**Your objective:** Only a single number is expected: how many lines of the data hold the word "into".
####
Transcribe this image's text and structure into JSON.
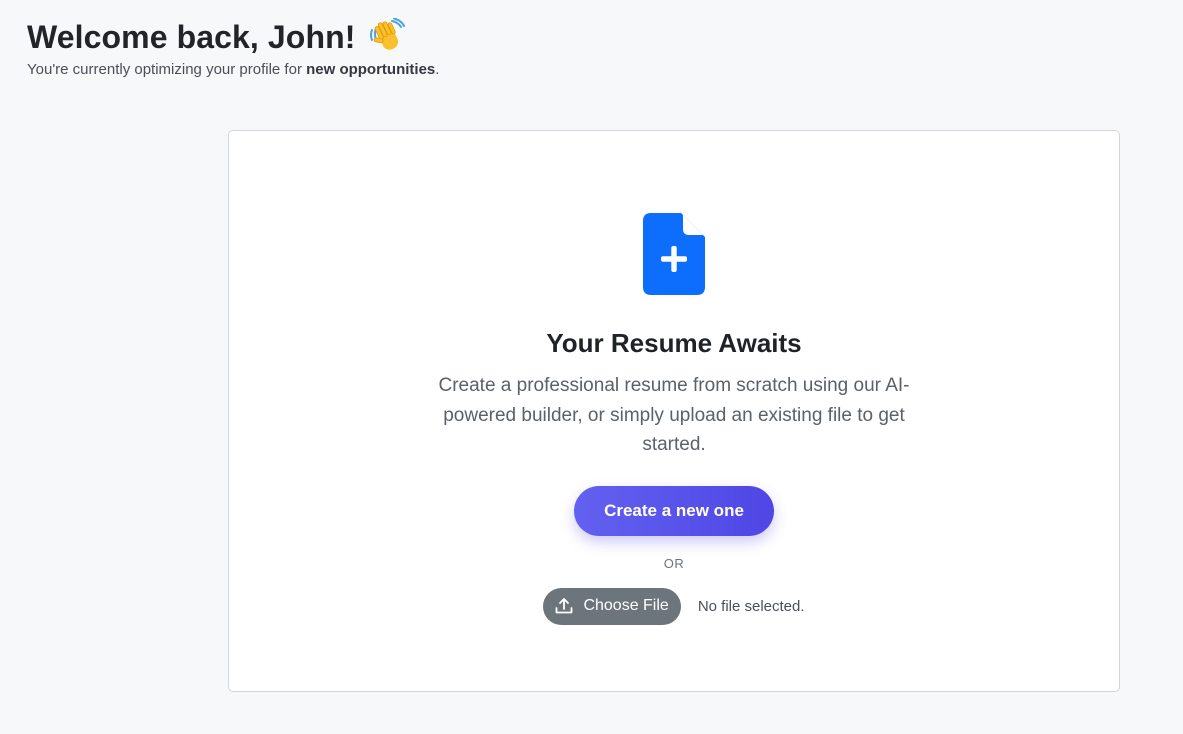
{
  "header": {
    "welcome_title": "Welcome back, John!",
    "wave_icon": "waving-hand-icon",
    "subtitle_prefix": "You're currently optimizing your profile for ",
    "subtitle_bold": "new opportunities",
    "subtitle_suffix": "."
  },
  "resume_card": {
    "icon": "file-plus-icon",
    "title": "Your Resume Awaits",
    "description": "Create a professional resume from scratch using our AI-powered builder, or simply upload an existing file to get started.",
    "create_button_label": "Create a new one",
    "or_label": "OR",
    "choose_file_label": "Choose File",
    "upload_icon": "upload-icon",
    "file_status": "No file selected."
  },
  "colors": {
    "accent": "#4f46e5",
    "accent_light": "#6361f0",
    "icon_blue": "#0d6efd",
    "secondary_button": "#6c747c",
    "background": "#f7f8fa"
  }
}
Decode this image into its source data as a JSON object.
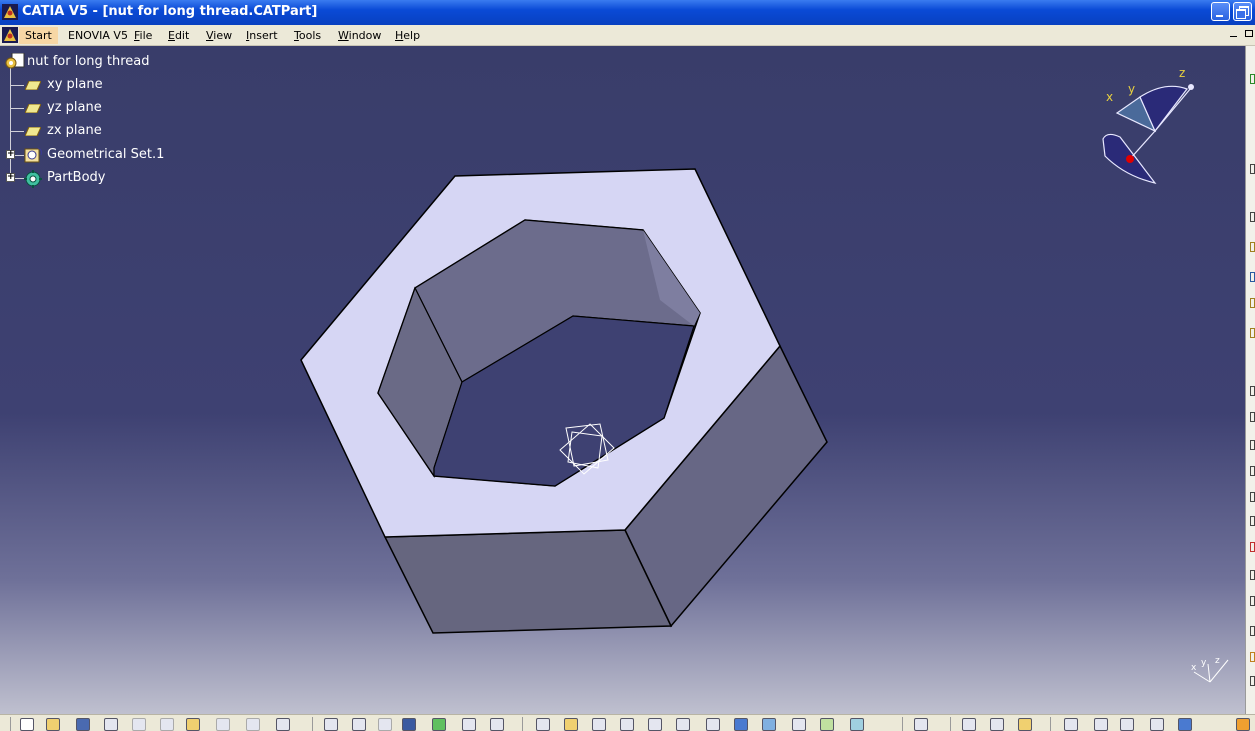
{
  "window": {
    "title": "CATIA V5 - [nut for long thread.CATPart]"
  },
  "menubar": {
    "items": [
      {
        "label": "Start",
        "active": true
      },
      {
        "label": "ENOVIA V5"
      },
      {
        "label": "File"
      },
      {
        "label": "Edit"
      },
      {
        "label": "View"
      },
      {
        "label": "Insert"
      },
      {
        "label": "Tools"
      },
      {
        "label": "Window"
      },
      {
        "label": "Help"
      }
    ]
  },
  "tree": {
    "root": "nut for long thread",
    "children": [
      {
        "label": "xy plane",
        "icon": "plane-icon"
      },
      {
        "label": "yz plane",
        "icon": "plane-icon"
      },
      {
        "label": "zx plane",
        "icon": "plane-icon"
      },
      {
        "label": "Geometrical Set.1",
        "icon": "geometrical-set-icon",
        "expandable": true
      },
      {
        "label": "PartBody",
        "icon": "part-body-icon",
        "expandable": true
      }
    ]
  },
  "compass": {
    "x_label": "x",
    "y_label": "y",
    "z_label": "z"
  },
  "axis_triad": {
    "x_label": "x",
    "y_label": "y",
    "z_label": "z"
  },
  "colors": {
    "viewport_top": "#393d6a",
    "viewport_bottom": "#bfc0cf",
    "nut_top_face": "#d6d6f4",
    "nut_side_face": "#696987",
    "titlebar": "#0a4ad6",
    "menubar": "#ece9d8"
  }
}
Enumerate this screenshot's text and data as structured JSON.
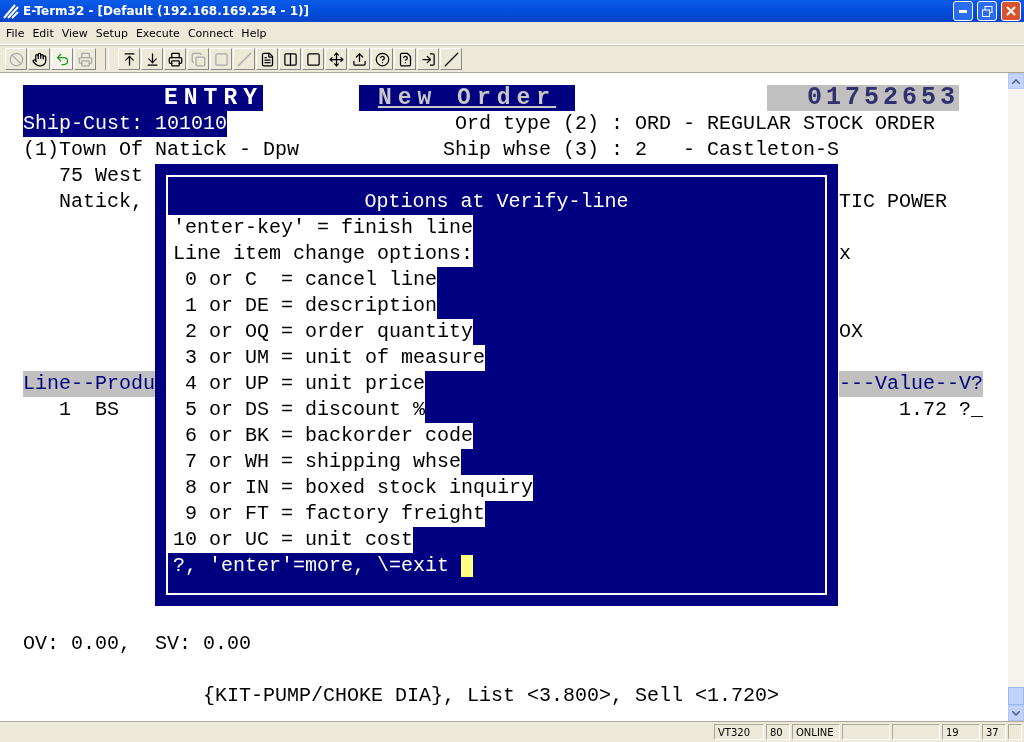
{
  "window": {
    "title": "E-Term32 - [Default (192.168.169.254 - 1)]"
  },
  "menu": [
    "File",
    "Edit",
    "View",
    "Setup",
    "Execute",
    "Connect",
    "Help"
  ],
  "terminal": {
    "lines": [
      {
        "segments": [
          "ENTRY",
          "New Order",
          "01752653"
        ]
      },
      {
        "segments": [
          "Ship-Cust:",
          "101010",
          "Ord type (2) : ORD - REGULAR STOCK ORDER"
        ]
      },
      {
        "segments": [
          "(1)Town Of Natick - Dpw",
          "Ship whse (3) : 2   - Castleton-S"
        ]
      },
      {
        "segments": [
          "75 West"
        ]
      },
      {
        "segments": [
          "Natick,",
          "TIC POWER"
        ]
      },
      {
        "segments": [
          "x"
        ]
      },
      {
        "segments": [
          "OX"
        ]
      },
      {
        "segments": [
          "Line--Produ",
          "---Value--V?"
        ]
      },
      {
        "segments": [
          "1",
          "BS",
          "1.72 ?_"
        ]
      },
      {
        "segments": [
          "OV: 0.00,  SV: 0.00"
        ]
      },
      {
        "segments": [
          "{KIT-PUMP/CHOKE DIA}, List <3.800>, Sell <1.720>"
        ]
      }
    ]
  },
  "dialog": {
    "title": "Options at Verify-line",
    "lines": [
      {
        "text": "'enter-key' = finish line",
        "kind": "option"
      },
      {
        "text": "Line item change options:",
        "kind": "option"
      },
      {
        "text": " 0 or C  = cancel line",
        "kind": "option"
      },
      {
        "text": " 1 or DE = description",
        "kind": "option"
      },
      {
        "text": " 2 or OQ = order quantity",
        "kind": "option"
      },
      {
        "text": " 3 or UM = unit of measure",
        "kind": "option"
      },
      {
        "text": " 4 or UP = unit price",
        "kind": "option"
      },
      {
        "text": " 5 or DS = discount %",
        "kind": "option"
      },
      {
        "text": " 6 or BK = backorder code",
        "kind": "option"
      },
      {
        "text": " 7 or WH = shipping whse",
        "kind": "option"
      },
      {
        "text": " 8 or IN = boxed stock inquiry",
        "kind": "option"
      },
      {
        "text": " 9 or FT = factory freight",
        "kind": "option"
      },
      {
        "text": "10 or UC = unit cost",
        "kind": "option"
      },
      {
        "text": "?, 'enter'=more, \\=exit",
        "kind": "prompt"
      }
    ]
  },
  "status_bar": [
    "VT320",
    "80",
    "ONLINE",
    "19",
    "37"
  ]
}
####
**The answer:** 2